This post office in Geneva, Illinois, and iconic post office buildings across the USA, are endangered, according to the National Trust for Historic Preservation.
The post office building in America often reflects a region's architecture, whether it be colonial designs in New England, Spanish influences in the southwest, or the "frontier architecture" of rural Alaska. Throughout the U.S., post office buildings reveal the country's history and a community's culture. But today many post offices are closing, and preservationists worry about the fate of the fascinating and iconic PO architecture.
The U.S. Postal Service (USPS) is generally not in the real estate business. For this agency to decide the fate of buildings they've outgrown or have no use for is a difficult and often unclear process.
In 2011, when the USPS cut operating expenses by closing thousands of post offices, an outcry from the American public stalled the closures. Developers and the National Trust became frustrated with the lack of a clear vision for preservation of architectural heritage. However, most post office buildings are not even owned by the USPS, although the building is often a centerpiece of a community. Preservation of any building often falls to the locality, who has a special interest in saving a piece of local history.

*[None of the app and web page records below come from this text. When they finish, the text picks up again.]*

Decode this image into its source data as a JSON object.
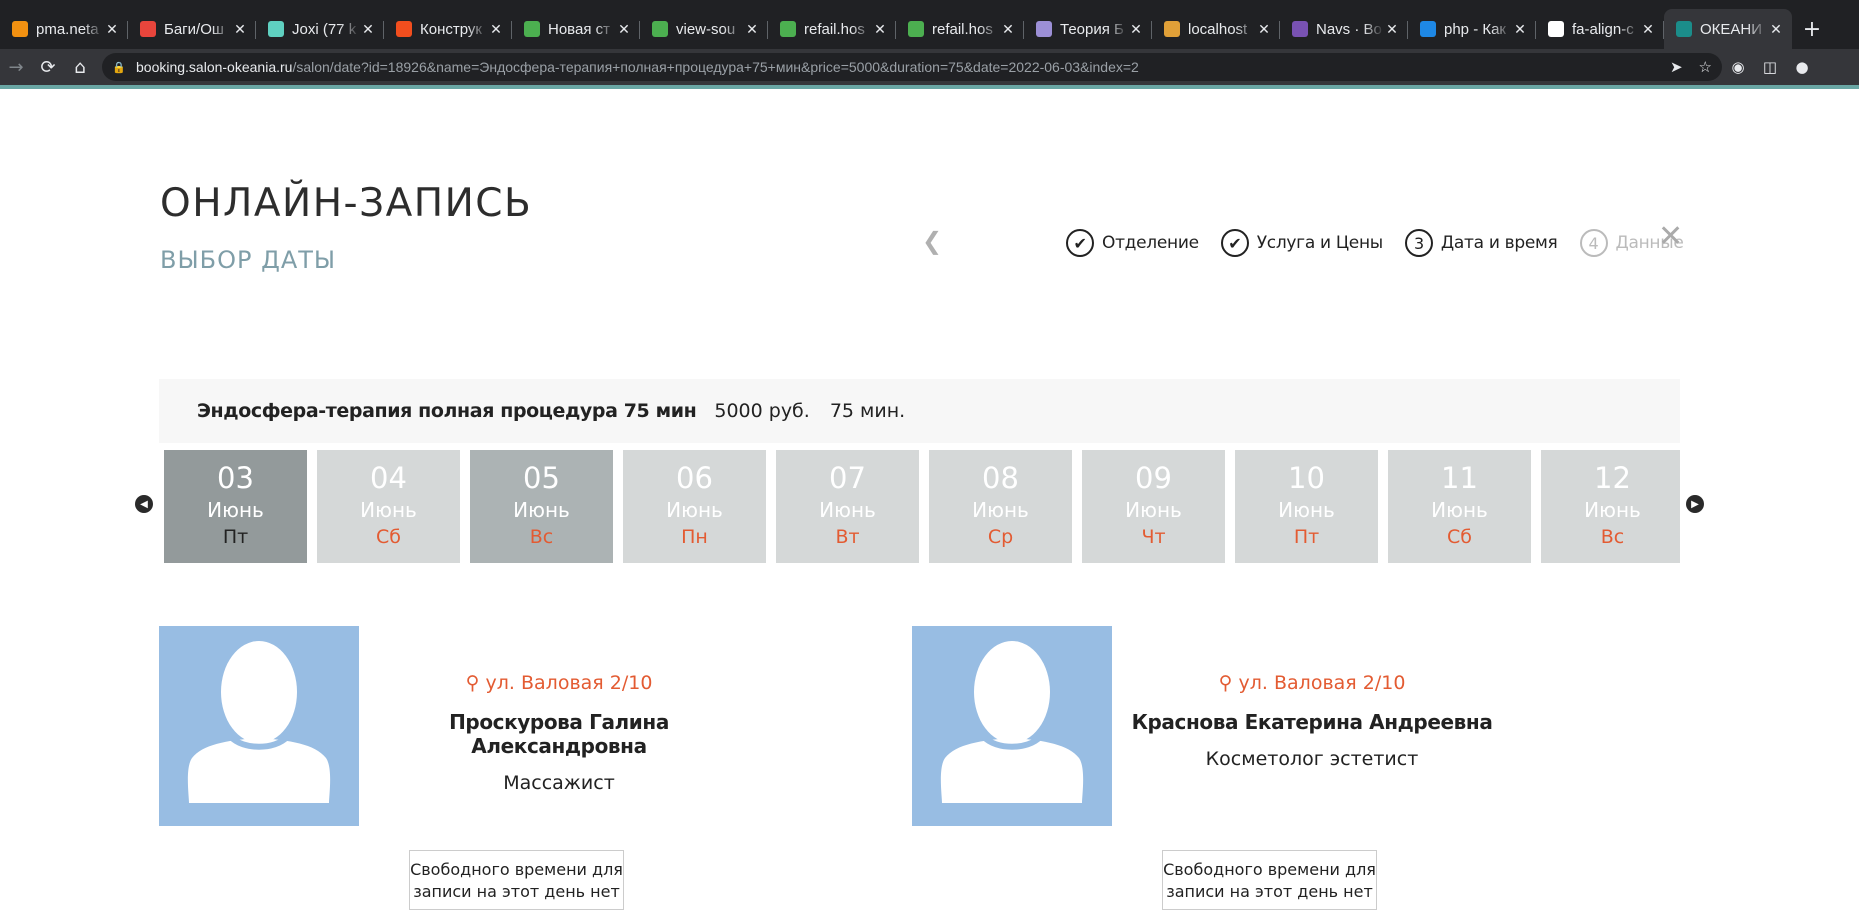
{
  "browser": {
    "tabs": [
      {
        "title": "pma.neta",
        "icon": "phpmyadmin-icon",
        "color": "#f29111"
      },
      {
        "title": "Баги/Ош",
        "icon": "bug-tracker-icon",
        "color": "#e8453c"
      },
      {
        "title": "Joxi (77 k",
        "icon": "joxi-icon",
        "color": "#5fd0c0"
      },
      {
        "title": "Конструк",
        "icon": "figma-icon",
        "color": "#f24e1e"
      },
      {
        "title": "Новая ст",
        "icon": "grid-app-icon",
        "color": "#4caf50"
      },
      {
        "title": "view-sou",
        "icon": "grid-app-icon",
        "color": "#4caf50"
      },
      {
        "title": "refail.hos",
        "icon": "grid-app-icon",
        "color": "#4caf50"
      },
      {
        "title": "refail.hos",
        "icon": "grid-app-icon",
        "color": "#4caf50"
      },
      {
        "title": "Теория Б",
        "icon": "globe-icon",
        "color": "#9c8fd6"
      },
      {
        "title": "localhost",
        "icon": "localhost-icon",
        "color": "#e0a038"
      },
      {
        "title": "Navs · Bo",
        "icon": "bootstrap-icon",
        "color": "#7952b3"
      },
      {
        "title": "php - Как",
        "icon": "stackoverflow-icon",
        "color": "#1e88e5"
      },
      {
        "title": "fa-align-c",
        "icon": "flag-icon",
        "color": "#ffffff"
      },
      {
        "title": "ОКЕАНИ",
        "icon": "okeania-icon",
        "color": "#1b8d8a",
        "active": true
      }
    ],
    "url_host": "booking.salon-okeania.ru",
    "url_path": "/salon/date?id=18926&name=Эндосфера-терапия+полная+процедура+75+мин&price=5000&duration=75&date=2022-06-03&index=2"
  },
  "header": {
    "title": "ОНЛАЙН-ЗАПИСЬ",
    "subtitle": "ВЫБОР ДАТЫ"
  },
  "steps": [
    {
      "mark": "✔",
      "label": "Отделение",
      "state": "done"
    },
    {
      "mark": "✔",
      "label": "Услуга и Цены",
      "state": "done"
    },
    {
      "mark": "3",
      "label": "Дата и время",
      "state": "current"
    },
    {
      "mark": "4",
      "label": "Данные",
      "state": "disabled"
    }
  ],
  "service": {
    "name": "Эндосфера-терапия полная процедура 75 мин",
    "price": "5000 руб.",
    "duration": "75 мин."
  },
  "days": [
    {
      "num": "03",
      "month": "Июнь",
      "weekday": "Пт",
      "state": "selected"
    },
    {
      "num": "04",
      "month": "Июнь",
      "weekday": "Сб",
      "state": "normal"
    },
    {
      "num": "05",
      "month": "Июнь",
      "weekday": "Вс",
      "state": "dark"
    },
    {
      "num": "06",
      "month": "Июнь",
      "weekday": "Пн",
      "state": "normal"
    },
    {
      "num": "07",
      "month": "Июнь",
      "weekday": "Вт",
      "state": "normal"
    },
    {
      "num": "08",
      "month": "Июнь",
      "weekday": "Ср",
      "state": "normal"
    },
    {
      "num": "09",
      "month": "Июнь",
      "weekday": "Чт",
      "state": "normal"
    },
    {
      "num": "10",
      "month": "Июнь",
      "weekday": "Пт",
      "state": "normal"
    },
    {
      "num": "11",
      "month": "Июнь",
      "weekday": "Сб",
      "state": "normal"
    },
    {
      "num": "12",
      "month": "Июнь",
      "weekday": "Вс",
      "state": "normal"
    }
  ],
  "specialists": [
    {
      "address": "ул. Валовая 2/10",
      "name": "Проскурова Галина Александровна",
      "role": "Массажист",
      "no_time": "Свободного времени для записи на этот день нет"
    },
    {
      "address": "ул. Валовая 2/10",
      "name": "Краснова Екатерина Андреевна",
      "role": "Косметолог эстетист",
      "no_time": "Свободного времени для записи на этот день нет"
    }
  ],
  "colors": {
    "accent_orange": "#e35b32",
    "teal": "#69a6a4",
    "avatar_bg": "#98bde3"
  }
}
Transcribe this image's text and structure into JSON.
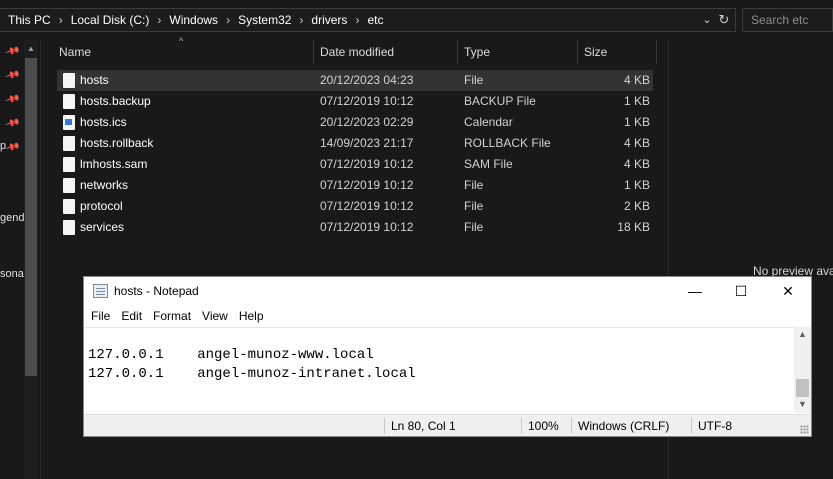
{
  "explorer": {
    "breadcrumb": [
      "This PC",
      "Local Disk (C:)",
      "Windows",
      "System32",
      "drivers",
      "etc"
    ],
    "search_placeholder": "Search etc",
    "nav_fragments": [
      "p",
      "gend",
      "sona"
    ],
    "columns": {
      "name": "Name",
      "date": "Date modified",
      "type": "Type",
      "size": "Size"
    },
    "files": [
      {
        "name": "hosts",
        "date": "20/12/2023 04:23",
        "type": "File",
        "size": "4 KB",
        "icon": "file-icon",
        "selected": true
      },
      {
        "name": "hosts.backup",
        "date": "07/12/2019 10:12",
        "type": "BACKUP File",
        "size": "1 KB",
        "icon": "file-icon"
      },
      {
        "name": "hosts.ics",
        "date": "20/12/2023 02:29",
        "type": "Calendar",
        "size": "1 KB",
        "icon": "calendar-file-icon"
      },
      {
        "name": "hosts.rollback",
        "date": "14/09/2023 21:17",
        "type": "ROLLBACK File",
        "size": "4 KB",
        "icon": "file-icon"
      },
      {
        "name": "lmhosts.sam",
        "date": "07/12/2019 10:12",
        "type": "SAM File",
        "size": "4 KB",
        "icon": "file-icon"
      },
      {
        "name": "networks",
        "date": "07/12/2019 10:12",
        "type": "File",
        "size": "1 KB",
        "icon": "file-icon"
      },
      {
        "name": "protocol",
        "date": "07/12/2019 10:12",
        "type": "File",
        "size": "2 KB",
        "icon": "file-icon"
      },
      {
        "name": "services",
        "date": "07/12/2019 10:12",
        "type": "File",
        "size": "18 KB",
        "icon": "file-icon"
      }
    ],
    "preview_text": "No preview ava"
  },
  "notepad": {
    "title": "hosts - Notepad",
    "menu": [
      "File",
      "Edit",
      "Format",
      "View",
      "Help"
    ],
    "lines": [
      "127.0.0.1    angel-munoz-www.local",
      "127.0.0.1    angel-munoz-intranet.local"
    ],
    "status": {
      "position": "Ln 80, Col 1",
      "zoom": "100%",
      "line_ending": "Windows (CRLF)",
      "encoding": "UTF-8"
    },
    "buttons": {
      "minimize": "—",
      "maximize": "☐",
      "close": "✕"
    }
  },
  "colors": {
    "explorer_bg": "#191919",
    "selected_row": "#333333",
    "notepad_bg": "#ffffff",
    "statusbar_bg": "#f0f0f0"
  }
}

The National Trust for Historic Preservation named America's Historic U.S. Post Office Buildings to its list of endangered buildings in 2012. Let's journey across the U.S. to explore this endangered piece of Americana.